    Video

    Video Internal Rifts Over Syria Policy Could Be Headache for Next US President

    With the Obama administration showing little outward enthusiasm for adopting a more robust Syria policy, there is a strong likelihood that the internal discontent expressed by State Department employees will roll over to the next administration. VOA State Department correspondent Pam Dockins reports.
    Video

    Video Senegal to Park Colorful ‘Cars Rapide’ Permanently

    Brightly painted cars rapide are a hallmark of Dakar, offering residents a cheap way to get around the capital city since 1976. But the privately owned minibuses are scheduled to be parked for good in late 2018, as Ricci Shryock reports for VOA.
    Video

    Video Florida Gets $1 Million in Emergency Government Funding for Orlando

    The U.S. government has granted $1 million in emergency funding to the state of Florida to cover the costs linked to the June 12 massacre in Orlando. U.S. Attorney General Loretta Lynch announced the grant Tuesday in Orlando, where she met with survivors of the shooting attack that killed 49 people. Zlatica Hoke reports.
    Video

    Video How to Print Impossible Shapes with Metal

    3-D printing with metals is rapidly becoming more advanced. As printers become more affordable, the industry is partnering with universities to refine processes for manufacturing previously impossible things. A new 3-D printing lab aims to bring the new technology closer to everyday use. VOA's George Putic reports.
    Video

    Video Big Somali Community in Minnesota Observes Muslim Religious Feast

    Ramadan is widely observed in the north central US state of Minnesota, which a large Muslim community calls home. VOA Somali service reporter Mohmud Masadde files this report from Minneapolis, the state's biggest city.

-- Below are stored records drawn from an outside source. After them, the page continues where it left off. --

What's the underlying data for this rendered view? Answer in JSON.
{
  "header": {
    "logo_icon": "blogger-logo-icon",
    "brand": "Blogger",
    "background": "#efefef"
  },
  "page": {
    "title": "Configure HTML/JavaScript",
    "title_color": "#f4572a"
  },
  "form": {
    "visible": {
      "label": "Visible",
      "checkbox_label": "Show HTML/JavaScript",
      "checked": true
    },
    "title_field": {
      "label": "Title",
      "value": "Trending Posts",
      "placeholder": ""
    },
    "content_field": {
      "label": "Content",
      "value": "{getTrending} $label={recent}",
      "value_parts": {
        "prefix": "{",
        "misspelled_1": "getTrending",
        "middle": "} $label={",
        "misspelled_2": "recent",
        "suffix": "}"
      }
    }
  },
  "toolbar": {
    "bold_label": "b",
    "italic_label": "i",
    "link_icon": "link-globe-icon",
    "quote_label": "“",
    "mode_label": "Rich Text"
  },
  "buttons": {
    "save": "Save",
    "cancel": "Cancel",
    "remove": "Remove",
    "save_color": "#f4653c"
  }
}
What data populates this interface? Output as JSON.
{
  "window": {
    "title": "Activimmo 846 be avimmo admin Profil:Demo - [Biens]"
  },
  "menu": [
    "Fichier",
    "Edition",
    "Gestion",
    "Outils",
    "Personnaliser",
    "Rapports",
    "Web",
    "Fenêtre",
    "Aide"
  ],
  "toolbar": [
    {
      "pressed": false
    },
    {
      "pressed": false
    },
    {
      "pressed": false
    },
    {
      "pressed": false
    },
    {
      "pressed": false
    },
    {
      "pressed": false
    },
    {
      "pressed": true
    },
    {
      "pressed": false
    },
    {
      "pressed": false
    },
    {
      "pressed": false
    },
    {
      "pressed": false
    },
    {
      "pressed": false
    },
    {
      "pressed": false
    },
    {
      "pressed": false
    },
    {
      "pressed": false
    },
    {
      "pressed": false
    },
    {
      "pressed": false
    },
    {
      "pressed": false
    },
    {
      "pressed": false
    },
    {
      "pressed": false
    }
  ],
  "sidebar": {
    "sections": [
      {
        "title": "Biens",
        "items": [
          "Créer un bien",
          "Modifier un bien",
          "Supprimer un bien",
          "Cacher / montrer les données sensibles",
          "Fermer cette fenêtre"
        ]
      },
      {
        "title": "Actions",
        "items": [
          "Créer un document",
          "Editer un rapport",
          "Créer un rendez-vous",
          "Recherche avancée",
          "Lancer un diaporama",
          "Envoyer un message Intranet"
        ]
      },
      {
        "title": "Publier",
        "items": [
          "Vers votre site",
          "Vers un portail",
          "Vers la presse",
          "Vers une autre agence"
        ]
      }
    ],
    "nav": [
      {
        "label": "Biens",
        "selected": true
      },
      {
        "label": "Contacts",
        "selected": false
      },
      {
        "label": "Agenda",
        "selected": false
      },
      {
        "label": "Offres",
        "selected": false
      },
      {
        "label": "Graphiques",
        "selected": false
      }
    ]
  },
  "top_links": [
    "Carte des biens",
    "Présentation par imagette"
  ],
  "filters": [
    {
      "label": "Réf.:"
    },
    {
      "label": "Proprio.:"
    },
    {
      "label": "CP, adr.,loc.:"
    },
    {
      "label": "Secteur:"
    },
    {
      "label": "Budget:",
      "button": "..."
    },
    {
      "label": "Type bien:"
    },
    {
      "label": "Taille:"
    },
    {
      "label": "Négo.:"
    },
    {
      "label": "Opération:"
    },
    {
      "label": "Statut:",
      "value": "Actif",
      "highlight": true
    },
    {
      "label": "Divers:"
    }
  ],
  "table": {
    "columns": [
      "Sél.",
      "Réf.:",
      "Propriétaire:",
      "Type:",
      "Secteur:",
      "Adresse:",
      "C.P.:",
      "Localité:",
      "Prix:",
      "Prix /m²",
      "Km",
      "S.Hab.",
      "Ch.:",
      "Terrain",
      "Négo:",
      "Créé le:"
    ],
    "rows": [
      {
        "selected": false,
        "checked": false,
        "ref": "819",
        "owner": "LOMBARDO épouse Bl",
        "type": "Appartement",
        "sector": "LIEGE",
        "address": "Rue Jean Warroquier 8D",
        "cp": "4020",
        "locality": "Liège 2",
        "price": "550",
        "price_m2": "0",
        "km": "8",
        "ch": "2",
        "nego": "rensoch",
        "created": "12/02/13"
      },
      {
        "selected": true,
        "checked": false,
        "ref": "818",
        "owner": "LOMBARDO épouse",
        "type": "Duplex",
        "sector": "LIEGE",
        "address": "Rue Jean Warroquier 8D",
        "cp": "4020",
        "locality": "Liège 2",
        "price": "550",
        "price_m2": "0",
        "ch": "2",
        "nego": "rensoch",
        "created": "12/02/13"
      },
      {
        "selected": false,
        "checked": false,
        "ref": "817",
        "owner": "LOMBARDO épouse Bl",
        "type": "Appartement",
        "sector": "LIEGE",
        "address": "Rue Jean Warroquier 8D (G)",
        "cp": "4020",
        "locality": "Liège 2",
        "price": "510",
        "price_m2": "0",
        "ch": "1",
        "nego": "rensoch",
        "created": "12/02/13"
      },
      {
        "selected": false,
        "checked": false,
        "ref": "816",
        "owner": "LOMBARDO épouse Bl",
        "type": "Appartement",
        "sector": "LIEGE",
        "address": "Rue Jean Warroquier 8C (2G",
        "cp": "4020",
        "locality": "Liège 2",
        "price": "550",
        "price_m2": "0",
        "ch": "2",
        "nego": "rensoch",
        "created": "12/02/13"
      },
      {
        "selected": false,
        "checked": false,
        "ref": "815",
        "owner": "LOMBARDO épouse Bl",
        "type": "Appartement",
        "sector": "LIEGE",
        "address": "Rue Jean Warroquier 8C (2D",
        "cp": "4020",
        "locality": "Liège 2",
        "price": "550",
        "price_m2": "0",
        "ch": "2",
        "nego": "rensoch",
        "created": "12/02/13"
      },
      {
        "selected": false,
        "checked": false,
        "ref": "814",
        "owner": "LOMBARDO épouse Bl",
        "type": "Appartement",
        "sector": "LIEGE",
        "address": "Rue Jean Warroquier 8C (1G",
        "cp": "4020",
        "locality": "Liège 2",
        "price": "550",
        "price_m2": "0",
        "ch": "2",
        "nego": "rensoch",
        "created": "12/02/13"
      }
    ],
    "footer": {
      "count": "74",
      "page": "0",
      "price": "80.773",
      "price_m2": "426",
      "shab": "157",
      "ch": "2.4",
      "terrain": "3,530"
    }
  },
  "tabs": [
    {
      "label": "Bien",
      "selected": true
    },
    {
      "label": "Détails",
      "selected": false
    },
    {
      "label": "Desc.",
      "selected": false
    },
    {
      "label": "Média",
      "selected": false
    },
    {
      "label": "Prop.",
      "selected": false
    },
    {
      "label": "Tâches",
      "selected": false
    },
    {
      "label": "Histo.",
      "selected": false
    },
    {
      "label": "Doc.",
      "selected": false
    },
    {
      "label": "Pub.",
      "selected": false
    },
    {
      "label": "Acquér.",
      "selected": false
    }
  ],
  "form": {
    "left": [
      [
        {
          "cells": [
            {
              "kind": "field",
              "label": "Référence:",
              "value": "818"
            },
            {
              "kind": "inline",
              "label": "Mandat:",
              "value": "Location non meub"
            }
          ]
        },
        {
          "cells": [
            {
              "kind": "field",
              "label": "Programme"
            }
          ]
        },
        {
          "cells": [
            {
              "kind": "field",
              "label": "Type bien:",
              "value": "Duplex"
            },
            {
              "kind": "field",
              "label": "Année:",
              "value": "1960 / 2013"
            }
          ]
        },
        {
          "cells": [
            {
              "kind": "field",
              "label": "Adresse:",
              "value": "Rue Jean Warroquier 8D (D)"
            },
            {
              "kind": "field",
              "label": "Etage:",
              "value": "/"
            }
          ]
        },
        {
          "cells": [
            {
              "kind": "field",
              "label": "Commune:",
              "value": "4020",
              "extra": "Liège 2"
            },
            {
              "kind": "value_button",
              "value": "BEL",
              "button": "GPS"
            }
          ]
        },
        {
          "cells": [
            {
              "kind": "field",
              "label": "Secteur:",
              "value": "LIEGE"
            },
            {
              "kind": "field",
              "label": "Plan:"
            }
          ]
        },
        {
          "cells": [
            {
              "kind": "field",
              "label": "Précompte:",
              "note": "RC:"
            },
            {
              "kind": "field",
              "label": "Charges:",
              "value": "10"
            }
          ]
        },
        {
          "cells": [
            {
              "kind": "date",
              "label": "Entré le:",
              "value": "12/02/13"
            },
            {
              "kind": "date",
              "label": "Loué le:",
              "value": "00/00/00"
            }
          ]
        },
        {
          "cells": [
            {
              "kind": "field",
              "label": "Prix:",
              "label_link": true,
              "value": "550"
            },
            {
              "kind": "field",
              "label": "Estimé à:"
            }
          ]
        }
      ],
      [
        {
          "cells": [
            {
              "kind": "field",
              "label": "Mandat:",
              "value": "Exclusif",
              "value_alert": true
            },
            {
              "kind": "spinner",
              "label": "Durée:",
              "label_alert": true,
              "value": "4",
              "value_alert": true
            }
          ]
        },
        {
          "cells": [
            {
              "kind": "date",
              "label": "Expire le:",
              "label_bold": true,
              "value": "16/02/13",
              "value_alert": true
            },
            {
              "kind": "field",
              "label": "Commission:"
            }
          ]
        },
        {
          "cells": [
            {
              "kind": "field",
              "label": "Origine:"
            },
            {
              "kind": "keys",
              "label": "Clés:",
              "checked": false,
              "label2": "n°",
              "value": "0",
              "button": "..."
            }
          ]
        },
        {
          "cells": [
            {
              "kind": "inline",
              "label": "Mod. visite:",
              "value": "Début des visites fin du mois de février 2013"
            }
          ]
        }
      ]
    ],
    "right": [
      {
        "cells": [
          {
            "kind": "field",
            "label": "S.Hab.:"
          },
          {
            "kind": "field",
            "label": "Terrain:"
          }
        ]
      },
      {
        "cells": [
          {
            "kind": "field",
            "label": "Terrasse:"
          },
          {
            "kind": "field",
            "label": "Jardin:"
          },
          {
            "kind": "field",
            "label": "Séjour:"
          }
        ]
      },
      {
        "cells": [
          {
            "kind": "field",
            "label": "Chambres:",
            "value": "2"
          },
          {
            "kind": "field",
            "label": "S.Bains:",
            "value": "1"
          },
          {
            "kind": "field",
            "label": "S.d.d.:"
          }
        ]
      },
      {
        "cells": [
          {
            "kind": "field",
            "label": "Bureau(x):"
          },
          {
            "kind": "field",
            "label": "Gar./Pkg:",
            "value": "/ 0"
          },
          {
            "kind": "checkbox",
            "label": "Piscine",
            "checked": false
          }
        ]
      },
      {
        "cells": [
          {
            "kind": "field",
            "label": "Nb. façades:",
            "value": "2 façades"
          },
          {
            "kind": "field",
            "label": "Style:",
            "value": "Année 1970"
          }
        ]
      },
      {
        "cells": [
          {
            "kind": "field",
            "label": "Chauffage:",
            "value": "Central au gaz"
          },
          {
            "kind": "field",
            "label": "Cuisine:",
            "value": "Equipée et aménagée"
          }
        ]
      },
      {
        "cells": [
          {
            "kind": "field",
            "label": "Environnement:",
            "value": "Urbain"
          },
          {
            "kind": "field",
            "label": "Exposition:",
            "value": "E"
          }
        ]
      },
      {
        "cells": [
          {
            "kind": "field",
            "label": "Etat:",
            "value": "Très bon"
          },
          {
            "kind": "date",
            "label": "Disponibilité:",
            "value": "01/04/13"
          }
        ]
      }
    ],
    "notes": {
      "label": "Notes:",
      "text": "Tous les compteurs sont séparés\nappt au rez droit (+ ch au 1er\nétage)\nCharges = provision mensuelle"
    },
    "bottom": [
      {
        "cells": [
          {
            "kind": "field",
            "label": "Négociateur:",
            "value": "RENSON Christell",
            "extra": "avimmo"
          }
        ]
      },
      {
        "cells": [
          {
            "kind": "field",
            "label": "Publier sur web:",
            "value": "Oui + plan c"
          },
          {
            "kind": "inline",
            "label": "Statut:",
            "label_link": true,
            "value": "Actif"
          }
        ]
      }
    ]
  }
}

    Special Report

    Adrift The Invisible African Diaspora